Scott Morrison to push premiers to improve 'appalling' record on plastic recycling

PM will also seek support for Coalition’s deregulation program, along with vocational education reforms

Sarah Martin Chief political correspondent
Wed 7 Aug 2019 19.00 BST

Scott Morrison will seek agreement from the states to take more action on plastic recycling when premiers meet in Cairns on Friday for the first Coag meeting since the election.


Australia will ban export of recyclable waste 'as soon as practicable', PM vows

State environment ministers will consult industry to develop a timeline to improve the recycling system

Australian Associated Press
Fri 9 Aug 2019 07.31 BST

The prime minister has vowed to do more to tackle plastic waste in the world’s oceans, saying the export of waste plastic, paper, glass and tyres will be banned.

Scott Morrison said only about 12% of materials are properly recycled in Australia and he wanted that to change. With state and territory leaders, he has laid out a plan for environment ministers to improve the recycling system.

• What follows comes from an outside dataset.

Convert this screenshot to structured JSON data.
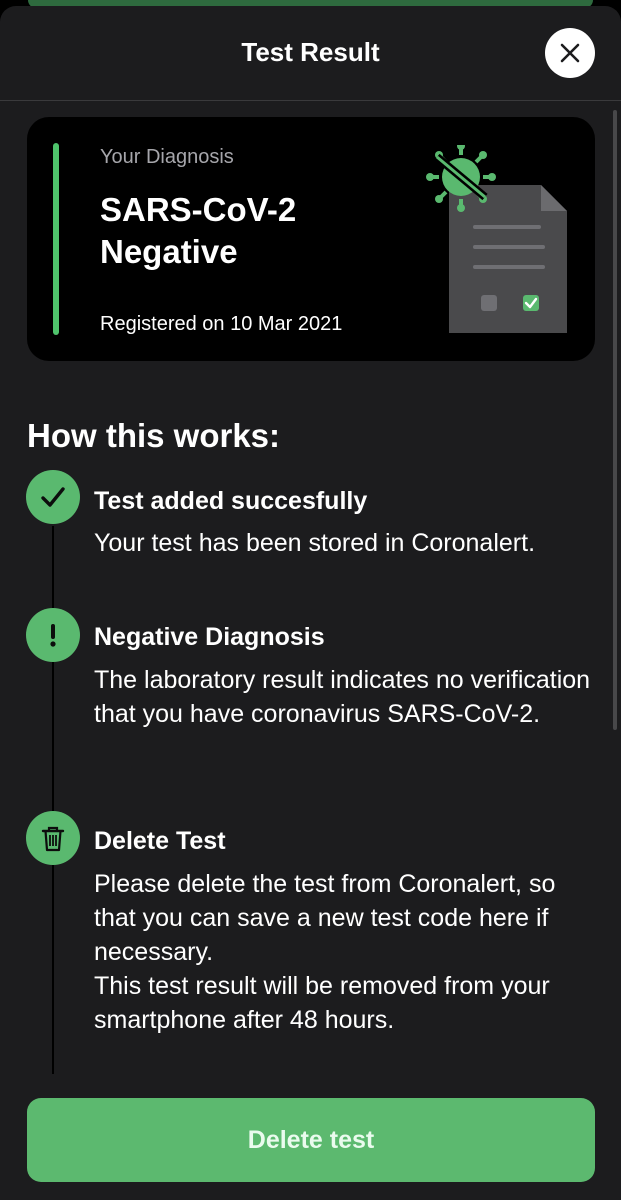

“There will be no export of plastics and paper and glass to other countries where it runs the risk of floating around in our oceans,” he said in Cairns after a Council of Australian Governments (Coag) meeting on Friday.

“This stuff won’t change unless you say: ‘There’s going to be a point in time where you’re not going to be able to put this stuff in a ship and send it off to someone else.’

Container deposit push builds

August 13, 2019
Eve Lamb
Redigert 13.08.2019 kl 11:44 Du må logge inn for å svare